▸ **Task to carry out**:
For each line below, write it out exactly as it appears.

(Data about app and page elements)
────────

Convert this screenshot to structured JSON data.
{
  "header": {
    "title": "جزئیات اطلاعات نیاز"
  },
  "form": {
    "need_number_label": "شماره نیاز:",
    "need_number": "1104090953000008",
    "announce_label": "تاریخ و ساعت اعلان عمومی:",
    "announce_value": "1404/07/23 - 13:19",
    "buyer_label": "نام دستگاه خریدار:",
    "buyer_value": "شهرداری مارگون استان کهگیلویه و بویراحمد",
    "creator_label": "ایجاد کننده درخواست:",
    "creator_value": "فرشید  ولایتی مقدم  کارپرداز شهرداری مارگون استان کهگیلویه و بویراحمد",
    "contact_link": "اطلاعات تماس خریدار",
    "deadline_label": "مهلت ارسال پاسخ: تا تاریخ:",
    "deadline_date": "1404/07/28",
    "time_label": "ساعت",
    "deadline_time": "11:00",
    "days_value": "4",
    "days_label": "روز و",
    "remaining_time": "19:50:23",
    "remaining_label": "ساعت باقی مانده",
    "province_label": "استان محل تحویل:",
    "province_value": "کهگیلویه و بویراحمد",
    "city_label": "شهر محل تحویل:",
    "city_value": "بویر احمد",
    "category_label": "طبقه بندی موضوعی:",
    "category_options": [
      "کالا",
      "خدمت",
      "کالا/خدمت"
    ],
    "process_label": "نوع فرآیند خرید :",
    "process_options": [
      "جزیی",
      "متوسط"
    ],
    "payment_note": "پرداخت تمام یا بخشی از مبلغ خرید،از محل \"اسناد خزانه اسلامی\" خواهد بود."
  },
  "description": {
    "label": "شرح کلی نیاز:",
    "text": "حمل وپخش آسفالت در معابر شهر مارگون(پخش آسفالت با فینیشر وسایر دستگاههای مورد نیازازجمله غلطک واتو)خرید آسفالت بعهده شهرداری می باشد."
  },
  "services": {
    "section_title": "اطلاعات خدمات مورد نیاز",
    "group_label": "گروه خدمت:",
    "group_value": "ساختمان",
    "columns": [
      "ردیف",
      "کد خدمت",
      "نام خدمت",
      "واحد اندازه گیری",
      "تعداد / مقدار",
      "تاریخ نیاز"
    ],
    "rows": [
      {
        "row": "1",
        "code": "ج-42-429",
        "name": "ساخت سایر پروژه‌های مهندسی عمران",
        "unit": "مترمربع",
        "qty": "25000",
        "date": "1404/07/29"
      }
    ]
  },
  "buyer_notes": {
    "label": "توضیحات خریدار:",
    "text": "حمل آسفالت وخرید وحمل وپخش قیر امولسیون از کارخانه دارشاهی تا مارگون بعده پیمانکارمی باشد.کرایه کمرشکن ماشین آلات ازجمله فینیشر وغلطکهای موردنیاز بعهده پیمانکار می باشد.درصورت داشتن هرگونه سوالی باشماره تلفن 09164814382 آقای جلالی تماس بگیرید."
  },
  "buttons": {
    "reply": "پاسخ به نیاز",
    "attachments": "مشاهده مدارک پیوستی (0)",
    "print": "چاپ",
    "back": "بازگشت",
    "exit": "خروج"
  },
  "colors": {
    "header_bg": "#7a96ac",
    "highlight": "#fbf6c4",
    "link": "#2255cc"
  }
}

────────

▸ **Reply**:
Convert this screenshot to structured JSON data.
{
  "header": {
    "title": "جزئیات اطلاعات نیاز"
  },
  "form": {
    "need_number_label": "شماره نیاز:",
    "need_number": "1104090953000008",
    "announce_label": "تاریخ و ساعت اعلان عمومی:",
    "announce_value": "1404/07/23 - 13:19",
    "buyer_label": "نام دستگاه خریدار:",
    "buyer_value": "شهرداری مارگون استان کهگیلویه و بویراحمد",
    "creator_label": "ایجاد کننده درخواست:",
    "creator_value": "فرشید  ولایتی مقدم  کارپرداز شهرداری مارگون استان کهگیلویه و بویراحمد",
    "contact_link": "اطلاعات تماس خریدار",
    "deadline_label": "مهلت ارسال پاسخ: تا تاریخ:",
    "deadline_date": "1404/07/28",
    "time_label": "ساعت",
    "deadline_time": "11:00",
    "days_value": "4",
    "days_label": "روز و",
    "remaining_time": "19:50:23",
    "remaining_label": "ساعت باقی مانده",
    "province_label": "استان محل تحویل:",
    "province_value": "کهگیلویه و بویراحمد",
    "city_label": "شهر محل تحویل:",
    "city_value": "بویر احمد",
    "category_label": "طبقه بندی موضوعی:",
    "category_options": [
      "کالا",
      "خدمت",
      "کالا/خدمت"
    ],
    "process_label": "نوع فرآیند خرید :",
    "process_options": [
      "جزیی",
      "متوسط"
    ],
    "payment_note": "پرداخت تمام یا بخشی از مبلغ خرید،از محل \"اسناد خزانه اسلامی\" خواهد بود."
  },
  "description": {
    "label": "شرح کلی نیاز:",
    "text": "حمل وپخش آسفالت در معابر شهر مارگون(پخش آسفالت با فینیشر وسایر دستگاههای مورد نیازازجمله غلطک واتو)خرید آسفالت بعهده شهرداری می باشد."
  },
  "services": {
    "section_title": "اطلاعات خدمات مورد نیاز",
    "group_label": "گروه خدمت:",
    "group_value": "ساختمان",
    "columns": [
      "ردیف",
      "کد خدمت",
      "نام خدمت",
      "واحد اندازه گیری",
      "تعداد / مقدار",
      "تاریخ نیاز"
    ],
    "rows": [
      {
        "row": "1",
        "code": "ج-42-429",
        "name": "ساخت سایر پروژه‌های مهندسی عمران",
        "unit": "مترمربع",
        "qty": "25000",
        "date": "1404/07/29"
      }
    ]
  },
  "buyer_notes": {
    "label": "توضیحات خریدار:",
    "text": "حمل آسفالت وخرید وحمل وپخش قیر امولسیون از کارخانه دارشاهی تا مارگون بعده پیمانکارمی باشد.کرایه کمرشکن ماشین آلات ازجمله فینیشر وغلطکهای موردنیاز بعهده پیمانکار می باشد.درصورت داشتن هرگونه سوالی باشماره تلفن 09164814382 آقای جلالی تماس بگیرید."
  },
  "buttons": {
    "reply": "پاسخ به نیاز",
    "attachments": "مشاهده مدارک پیوستی (0)",
    "print": "چاپ",
    "back": "بازگشت",
    "exit": "خروج"
  },
  "colors": {
    "header_bg": "#7a96ac",
    "highlight": "#fbf6c4",
    "link": "#2255cc"
  }
}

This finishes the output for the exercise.